Banished in 1604, he visited Spain, Rome, and Flanders, 1611-1620, everywhere earnest and active with voice and pen in the cause of Ireland. At the outbreak of the Thirty Years War in 1620, he served as chaplain to the Irish soldiers in the imperial army, and published a diary, full of life and interest, of his adventurous experiences. He probably returned to Flanders in 1621 and in 1630 went back to Ireland where he continued to work with energy and success until the outbreak of the Civil War (1640). In the ensuing tumult and confusion, we are unable to follow his later movements with certainty. At one time we hear he was under sentence of death, from which he escaped in the winter of 1641 to the Wicklow Mountains, and after many sufferings died in peace, probably in Kilkenny. "Not many, if any Irishmen", says his biographer, reflecting on the many universities, towns, courts, and armies which Father Fitzsimon had visited, "have known, or been known to, so many men of mark". Besides one controversial work in manuscript, not known to previous biographers, now at Oscott College, Birmingham, which is entitled "A revelation of contradictions in reformed articles of religion", dated 1633, he wrote two manuscript treatises, now lost, against Rider, and afterwards printed against him "A Catholic Confutation" (Rouen, 1608); Britannomachia Ministrorum" (1614); "Pugna Pragensis" (1620) and "Buquoii Quadrimestreiter, Auctore Constantio Peregrino" (Brünn, 1621, several editions, also Italian and English versions); Catalogus Præcipuorum Sanctorum Hiberniæ" (1611, several editions), important as drawing attention to Irish hagiography at a time of great depression.
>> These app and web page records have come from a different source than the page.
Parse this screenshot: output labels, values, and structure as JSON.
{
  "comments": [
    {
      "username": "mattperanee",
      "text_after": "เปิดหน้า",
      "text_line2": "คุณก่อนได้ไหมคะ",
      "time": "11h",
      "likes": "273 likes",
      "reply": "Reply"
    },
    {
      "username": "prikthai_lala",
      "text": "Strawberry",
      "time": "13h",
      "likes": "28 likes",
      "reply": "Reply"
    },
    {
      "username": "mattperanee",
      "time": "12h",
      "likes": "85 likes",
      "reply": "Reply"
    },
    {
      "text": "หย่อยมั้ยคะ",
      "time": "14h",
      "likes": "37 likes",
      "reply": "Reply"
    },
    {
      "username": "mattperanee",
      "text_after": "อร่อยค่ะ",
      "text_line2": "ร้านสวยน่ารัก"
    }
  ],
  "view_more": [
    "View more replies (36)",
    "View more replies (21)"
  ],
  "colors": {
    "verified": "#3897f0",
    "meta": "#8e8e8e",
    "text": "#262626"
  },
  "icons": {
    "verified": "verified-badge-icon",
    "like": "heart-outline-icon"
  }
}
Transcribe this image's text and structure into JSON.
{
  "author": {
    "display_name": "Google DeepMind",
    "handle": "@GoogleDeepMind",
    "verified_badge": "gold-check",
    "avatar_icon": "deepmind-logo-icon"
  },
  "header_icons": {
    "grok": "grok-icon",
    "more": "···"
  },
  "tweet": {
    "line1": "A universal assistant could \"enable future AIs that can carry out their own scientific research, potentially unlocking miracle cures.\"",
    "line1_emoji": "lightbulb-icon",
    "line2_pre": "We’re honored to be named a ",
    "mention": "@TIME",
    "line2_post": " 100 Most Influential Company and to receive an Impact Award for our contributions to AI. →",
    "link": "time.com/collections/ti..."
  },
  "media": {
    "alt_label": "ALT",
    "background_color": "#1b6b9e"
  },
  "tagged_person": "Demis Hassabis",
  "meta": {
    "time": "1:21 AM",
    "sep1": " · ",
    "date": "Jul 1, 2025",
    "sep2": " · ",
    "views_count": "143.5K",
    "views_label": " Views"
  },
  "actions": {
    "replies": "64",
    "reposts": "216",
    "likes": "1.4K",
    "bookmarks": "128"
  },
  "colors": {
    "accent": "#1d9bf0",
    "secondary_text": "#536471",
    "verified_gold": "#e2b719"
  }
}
His "Words of Comfort to Persecuted Catholics", "Letters from a Cell in Dublin Castle", and "Diary of the Bohemian War of 1620", together with a sketch of his life, were published by Father Edmund Hogan, S.J. (Dublin, 1881).
Hogan, Distinguished Irishmen of the Sixteenth Century (Dublin, 1894), 198-310; Foley, Records S. J., VII, 260; Sommervogel, Bibliothèque, III, 766-768; Cooper in Dict. Nat Biog., s. v.